March 23, 2015 @ 3:30 pm - 5:00 pm
Resident Fellow (2014-2015)
Spanish & Portuguese, UW-Madison
Passing is often understood as a divergence between the private and the public identities of a given subject — with the public identity perceived as fraudulent or as a simulacrum that aims at keeping the private one secret. The study of late-nineteenth-century Cuba, however, reveals the need for an alternative analytical model, one that allows us to conceptualize those cases in which this divergence is disregarded or disavowed, and in which an ostensibly false identity is validated by social norms. The project focuses on a kind of passing that depended on open secrets, investigating the active forms of not-knowing — ranging from tactful silence and reserve to hypocrisy and disavowal — at the core of racial constructions at a pivotal moment in Cuban history. Victor Goldgel-Carballo’s corpus includes novels, theater, court cases, and advertisements.
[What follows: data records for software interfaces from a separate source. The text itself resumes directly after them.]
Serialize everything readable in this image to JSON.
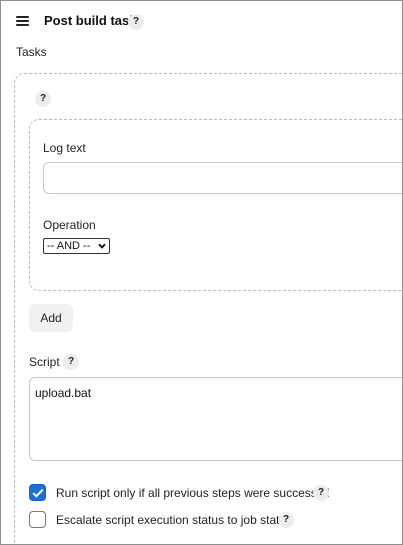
{
  "section": {
    "title": "Post build task",
    "help": "?"
  },
  "tasks": {
    "label": "Tasks",
    "help": "?",
    "log_text": {
      "label": "Log text",
      "value": ""
    },
    "operation": {
      "label": "Operation",
      "selected": "-- AND --"
    },
    "add_label": "Add"
  },
  "script": {
    "label": "Script",
    "help": "?",
    "value": "upload.bat"
  },
  "options": {
    "run_only_if_success": {
      "label": "Run script only if all previous steps were successful",
      "checked": true,
      "help": "?"
    },
    "escalate_status": {
      "label": "Escalate script execution status to job status",
      "checked": false,
      "help": "?"
    }
  },
  "icons": {
    "drag_handle": "hamburger-icon",
    "help": "question-icon",
    "select_arrow": "chevron-down-icon",
    "check": "check-icon"
  },
  "colors": {
    "checkbox_checked": "#1f6fd6",
    "help_bg": "#ececec",
    "border": "#c8c8c8"
  }
}
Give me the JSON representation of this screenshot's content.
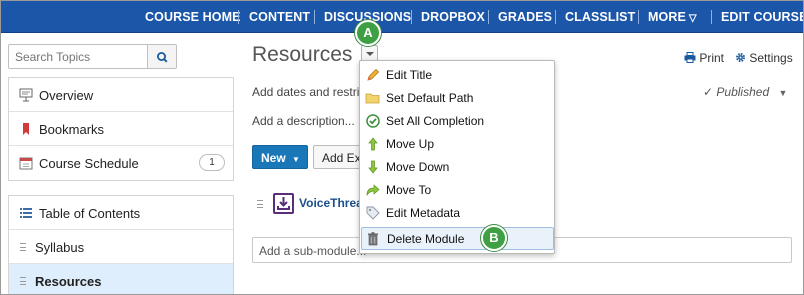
{
  "topnav": {
    "items": [
      "COURSE HOME",
      "CONTENT",
      "DISCUSSIONS",
      "DROPBOX",
      "GRADES",
      "CLASSLIST",
      "MORE",
      "EDIT COURSE"
    ]
  },
  "sidebar": {
    "search_placeholder": "Search Topics",
    "items": [
      {
        "label": "Overview"
      },
      {
        "label": "Bookmarks"
      },
      {
        "label": "Course Schedule",
        "badge": "1"
      },
      {
        "label": "Table of Contents"
      },
      {
        "label": "Syllabus"
      },
      {
        "label": "Resources"
      }
    ]
  },
  "main": {
    "title": "Resources",
    "print_label": "Print",
    "settings_label": "Settings",
    "add_dates_text": "Add dates and restric",
    "add_description_text": "Add a description...",
    "published_label": "Published",
    "new_button": "New",
    "add_button": "Add Ex",
    "topic_label": "VoiceThrea",
    "sub_module_placeholder": "Add a sub-module..."
  },
  "menu": {
    "items": [
      {
        "label": "Edit Title"
      },
      {
        "label": "Set Default Path"
      },
      {
        "label": "Set All Completion"
      },
      {
        "label": "Move Up"
      },
      {
        "label": "Move Down"
      },
      {
        "label": "Move To"
      },
      {
        "label": "Edit Metadata"
      },
      {
        "label": "Delete Module"
      }
    ]
  },
  "callouts": {
    "a": "A",
    "b": "B"
  },
  "colors": {
    "nav_bg": "#1b56a8",
    "primary_button": "#1a78b8",
    "callout_green": "#3ea043",
    "selected_row": "#dfeefc"
  }
}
Víctor Goldgel is an Assistant Professor in the Department of Spanish & Portuguese at UW-Madison. His research and teaching focus on 19th-century Latin American literature, media history, visual culture, and race studies. He is the author of Cuando lo nuevo conquistó América. Prensa, moda y literatura en el siglo XIX (Buenos Aires: Siglo XXI, 2013), the recipient of the Latin American Studies Association’s “Premio Iberoamericano,” an international prize awarded to the best book on Latin America in the social sciences and humanities published in Spanish or Portuguese. He is at work on a book entitled Passing as Open Secret: Race and Fictions of Identity in Nineteenth-Century Cuba.